Jon Velie: Instead of just adjudicating it and saying does this meet this? It's like how can we find ways to say no? Where's the got you, right?

Dave Kelso: Sounds more like an insurance company than an immigration department.

Jon Velie: Right, an insurance company will deny your claim so they don't have to pay you the money-

Dave Kelso: Exactly.

Jon Velie: ... that you've been paying in your whole life. Well, that's kind of what we're at, and it can be very frustrating because it's not just denials, it's increased requests for evidence which slows things down or just delays in the process.

Dave Kelso: And increases the cost for attorneys, for clients, and taxpayers as well.

Jon Velie: Imagine you're a producer, you're trying to bring in an artist for a specific show, and it's just not getting done in time. It may get approved, but then it's getting approved two months later. what are you going to do?

Dave Kelso: That doesn't help anybody.

Jon Velie: It doesn't.

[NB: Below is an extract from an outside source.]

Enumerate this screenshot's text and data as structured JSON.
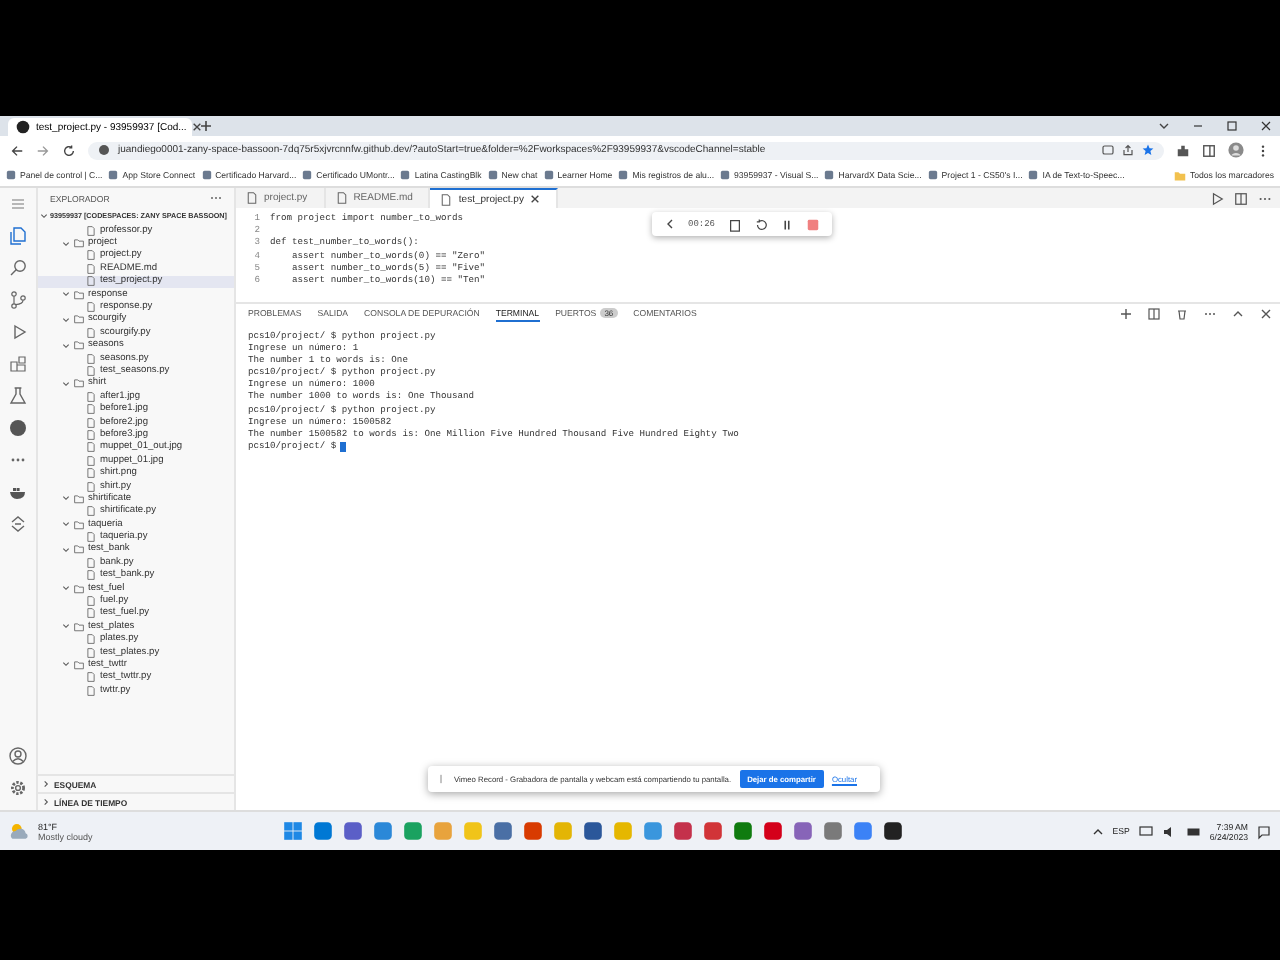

Dave Kelso: That's Jon Velie. He's the CEO of OnlineVisas.com. I'm Dave Kelso. If somebody wanted to get ahold of you, if somebody wanted to bring their band, their art, their culture to the melting pot that is this country, how would we get ahold of you?

Jon Velie: Well, OnlineVisas.com is our website, and we're very, very proud of almost 2,000 visitors a day now, getting about 25 questions a day-

Dave Kelso: Excellent.

Jon Velie: ... for people looking for that. A lot of it is these great videos and podcasts we're doing is a lot of fun. People are watching that. We want them to subscribe-

Dave Kelso: Yes, please.

Jon Velie: ... like and share, that sort of thing. But you can call us 405-310-4333. You can email me directly, Jon, J-O-N, at velielaw.com, V-E-L-I-E-L-A-W.com. Love to talk to you, love to have a strategy session. These sort of anecdotes are a lot of fun for us, and love to work on your case if you have one.

Dave Kelso: Please be sure and subscribe to our YouTube channel. We are also on LinkedIn and Facebook. Thanks for watching the OnlineVisas.com: The Immigration Show.

Jon Velie: Enjoy your American dream.